We play about two and a half minutes of music comprised of 4 - 5 different song clips, each clip lasting between 30 and 50 seconds.
This is a popular category that originated here in Christchurch back in 2013 and has since been included by other competitions both here in New Zealand and abroad.
🏘 Split Levels
We have two levels based on the sum of the levels of the competitors,
- Intermediate: sum range is 2 - 4
- Advanced: sum range is 5 - 8
For example, in the lower group a Level 3 competitor can dance with a Level 1. Level 4 dancers have to dance in the upper group.
📋 Judging Criteria
Genre, tempo, mood will vary considerably between each clip, we're looking for the dancers who reflect the change in the music with a change in their dancing - show us what the music looks like.
Responding to the song clips
- We want to see dancers capturing the tempo / genre / mood / melody of each clip
- Dancers who represent the music with beginner moves are ranked higher than those who use complex moves but do not vary their style
- We're looking for couples who cope with the widest variety of music and adapt to all the clips
- We are not looking for the strongest dancers in one particular clip
The song clips will come from a wide range of music.
Aspects of Musicality
You'll dance to a wider variety of music in this category than in any other: R&B, Pop, Acoustic, Latin, Rock, Tango, Blues, Jazz, Electro-swing, Disco and so on.
Songs for other categories are usually cut short of their full length, so in Music Mashup we occasionally have a round where we focus on song endings otherwise there will be a controlled fade and small cross-over between clips, this is to test how quickly dancers can respond to a change in the music.
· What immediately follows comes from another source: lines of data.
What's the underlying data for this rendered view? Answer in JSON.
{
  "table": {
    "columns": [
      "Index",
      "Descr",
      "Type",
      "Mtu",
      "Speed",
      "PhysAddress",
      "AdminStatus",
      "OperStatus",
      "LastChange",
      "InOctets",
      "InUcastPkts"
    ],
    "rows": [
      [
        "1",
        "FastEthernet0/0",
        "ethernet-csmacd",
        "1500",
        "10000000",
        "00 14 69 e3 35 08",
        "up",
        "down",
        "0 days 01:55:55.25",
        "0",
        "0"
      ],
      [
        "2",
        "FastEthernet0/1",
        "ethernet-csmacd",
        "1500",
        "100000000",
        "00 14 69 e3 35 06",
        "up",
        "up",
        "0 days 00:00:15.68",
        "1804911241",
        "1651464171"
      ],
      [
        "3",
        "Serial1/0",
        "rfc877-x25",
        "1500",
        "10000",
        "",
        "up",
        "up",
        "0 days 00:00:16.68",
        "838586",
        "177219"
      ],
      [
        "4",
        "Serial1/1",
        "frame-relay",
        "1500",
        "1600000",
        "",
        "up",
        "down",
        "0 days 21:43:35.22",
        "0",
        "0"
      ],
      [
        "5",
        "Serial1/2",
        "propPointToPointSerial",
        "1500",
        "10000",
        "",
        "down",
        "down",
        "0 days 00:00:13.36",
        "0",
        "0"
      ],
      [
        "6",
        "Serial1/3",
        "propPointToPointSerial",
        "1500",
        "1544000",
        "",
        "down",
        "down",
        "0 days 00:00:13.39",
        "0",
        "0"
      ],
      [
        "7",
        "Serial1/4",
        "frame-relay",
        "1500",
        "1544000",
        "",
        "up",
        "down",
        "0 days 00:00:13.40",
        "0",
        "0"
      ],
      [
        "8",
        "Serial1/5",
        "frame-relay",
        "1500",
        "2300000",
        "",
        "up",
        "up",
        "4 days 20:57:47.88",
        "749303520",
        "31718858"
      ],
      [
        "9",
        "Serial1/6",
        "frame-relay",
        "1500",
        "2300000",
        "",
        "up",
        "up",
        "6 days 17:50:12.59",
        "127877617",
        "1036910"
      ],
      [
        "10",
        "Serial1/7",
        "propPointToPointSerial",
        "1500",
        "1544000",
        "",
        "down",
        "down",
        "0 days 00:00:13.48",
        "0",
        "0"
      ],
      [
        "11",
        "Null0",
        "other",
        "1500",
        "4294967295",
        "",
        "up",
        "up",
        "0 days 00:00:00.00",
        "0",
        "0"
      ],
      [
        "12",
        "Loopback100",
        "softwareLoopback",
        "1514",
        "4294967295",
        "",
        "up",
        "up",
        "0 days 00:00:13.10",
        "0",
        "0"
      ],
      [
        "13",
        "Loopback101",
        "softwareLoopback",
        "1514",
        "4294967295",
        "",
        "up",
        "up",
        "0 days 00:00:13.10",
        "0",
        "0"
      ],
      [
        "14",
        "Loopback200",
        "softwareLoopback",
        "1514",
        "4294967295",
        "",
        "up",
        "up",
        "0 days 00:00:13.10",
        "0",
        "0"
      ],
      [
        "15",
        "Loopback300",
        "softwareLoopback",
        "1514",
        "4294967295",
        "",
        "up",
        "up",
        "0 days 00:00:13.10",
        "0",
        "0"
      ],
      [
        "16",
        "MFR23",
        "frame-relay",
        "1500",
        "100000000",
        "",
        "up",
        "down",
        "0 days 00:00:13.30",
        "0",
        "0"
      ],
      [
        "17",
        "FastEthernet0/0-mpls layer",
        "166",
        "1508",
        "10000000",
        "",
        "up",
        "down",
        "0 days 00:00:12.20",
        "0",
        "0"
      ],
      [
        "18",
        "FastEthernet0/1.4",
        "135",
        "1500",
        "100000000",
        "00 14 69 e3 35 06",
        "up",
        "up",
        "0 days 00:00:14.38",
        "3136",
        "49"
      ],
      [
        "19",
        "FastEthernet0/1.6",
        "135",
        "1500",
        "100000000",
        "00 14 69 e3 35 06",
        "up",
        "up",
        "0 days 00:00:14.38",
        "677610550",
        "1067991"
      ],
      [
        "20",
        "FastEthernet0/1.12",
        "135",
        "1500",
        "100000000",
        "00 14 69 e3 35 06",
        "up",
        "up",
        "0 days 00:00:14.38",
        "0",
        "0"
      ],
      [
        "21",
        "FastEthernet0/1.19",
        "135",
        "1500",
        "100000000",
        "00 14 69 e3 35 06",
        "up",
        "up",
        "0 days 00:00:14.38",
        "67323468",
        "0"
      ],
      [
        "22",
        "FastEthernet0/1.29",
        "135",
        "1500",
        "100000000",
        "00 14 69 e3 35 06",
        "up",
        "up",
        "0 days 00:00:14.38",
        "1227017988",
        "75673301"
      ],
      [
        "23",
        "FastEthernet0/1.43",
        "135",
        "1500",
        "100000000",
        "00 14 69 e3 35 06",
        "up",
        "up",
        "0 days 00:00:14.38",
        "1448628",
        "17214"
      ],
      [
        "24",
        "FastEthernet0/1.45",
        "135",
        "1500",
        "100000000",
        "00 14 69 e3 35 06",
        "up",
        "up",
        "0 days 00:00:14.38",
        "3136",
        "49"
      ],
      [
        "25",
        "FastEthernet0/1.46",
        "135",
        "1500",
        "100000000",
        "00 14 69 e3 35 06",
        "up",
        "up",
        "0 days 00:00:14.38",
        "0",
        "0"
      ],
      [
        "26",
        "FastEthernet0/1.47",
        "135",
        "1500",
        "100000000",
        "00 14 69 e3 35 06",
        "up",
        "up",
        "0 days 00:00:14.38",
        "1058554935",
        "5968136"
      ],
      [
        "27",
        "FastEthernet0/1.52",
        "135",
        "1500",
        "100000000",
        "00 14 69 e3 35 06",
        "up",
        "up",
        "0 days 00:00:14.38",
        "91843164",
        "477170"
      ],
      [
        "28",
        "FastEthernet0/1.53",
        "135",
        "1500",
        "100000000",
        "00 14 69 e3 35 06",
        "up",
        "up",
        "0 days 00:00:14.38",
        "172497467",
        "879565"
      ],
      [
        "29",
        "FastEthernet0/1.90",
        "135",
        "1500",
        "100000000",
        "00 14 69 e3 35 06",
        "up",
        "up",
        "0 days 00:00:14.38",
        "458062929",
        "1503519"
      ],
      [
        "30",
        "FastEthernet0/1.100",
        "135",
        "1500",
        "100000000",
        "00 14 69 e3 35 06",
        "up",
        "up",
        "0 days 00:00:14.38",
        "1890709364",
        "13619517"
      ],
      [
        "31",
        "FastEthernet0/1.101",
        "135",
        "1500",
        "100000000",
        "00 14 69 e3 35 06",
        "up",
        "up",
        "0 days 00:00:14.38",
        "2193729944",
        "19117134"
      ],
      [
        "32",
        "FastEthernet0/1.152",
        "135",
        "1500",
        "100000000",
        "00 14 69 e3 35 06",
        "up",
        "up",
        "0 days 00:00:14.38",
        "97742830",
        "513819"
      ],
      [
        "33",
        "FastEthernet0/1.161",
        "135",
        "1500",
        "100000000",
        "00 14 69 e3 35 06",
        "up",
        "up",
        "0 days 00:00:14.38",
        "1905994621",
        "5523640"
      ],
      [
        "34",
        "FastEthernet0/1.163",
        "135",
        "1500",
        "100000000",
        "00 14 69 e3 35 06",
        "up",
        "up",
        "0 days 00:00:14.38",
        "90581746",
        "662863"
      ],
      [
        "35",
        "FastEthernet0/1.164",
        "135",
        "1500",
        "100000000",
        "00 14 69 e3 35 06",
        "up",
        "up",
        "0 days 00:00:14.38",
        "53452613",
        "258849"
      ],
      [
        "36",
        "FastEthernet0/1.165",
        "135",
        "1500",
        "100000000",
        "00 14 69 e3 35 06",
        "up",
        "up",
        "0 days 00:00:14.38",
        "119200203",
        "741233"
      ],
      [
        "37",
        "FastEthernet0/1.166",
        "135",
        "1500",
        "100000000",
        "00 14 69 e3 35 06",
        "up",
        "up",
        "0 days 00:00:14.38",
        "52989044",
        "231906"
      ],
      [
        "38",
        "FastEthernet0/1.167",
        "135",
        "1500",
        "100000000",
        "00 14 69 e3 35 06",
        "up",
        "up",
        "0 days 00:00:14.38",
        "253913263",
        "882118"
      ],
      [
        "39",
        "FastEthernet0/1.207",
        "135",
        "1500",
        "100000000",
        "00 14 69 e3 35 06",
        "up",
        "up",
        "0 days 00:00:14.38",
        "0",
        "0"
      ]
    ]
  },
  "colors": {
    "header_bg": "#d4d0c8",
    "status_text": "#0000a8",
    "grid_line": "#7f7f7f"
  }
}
Modern Jive music is usually danced to songs with a time signature of 4/4, but you can also dance to other time signatures such as 6/8. So for one round, we may throw in the odd 6/8 song.
The bridge (a part of a song about three-quarters of the way through where there is a change from the standard verse and chorus) of some 4/4 songs can also change time signature, dancers are advised to listen out for such changes.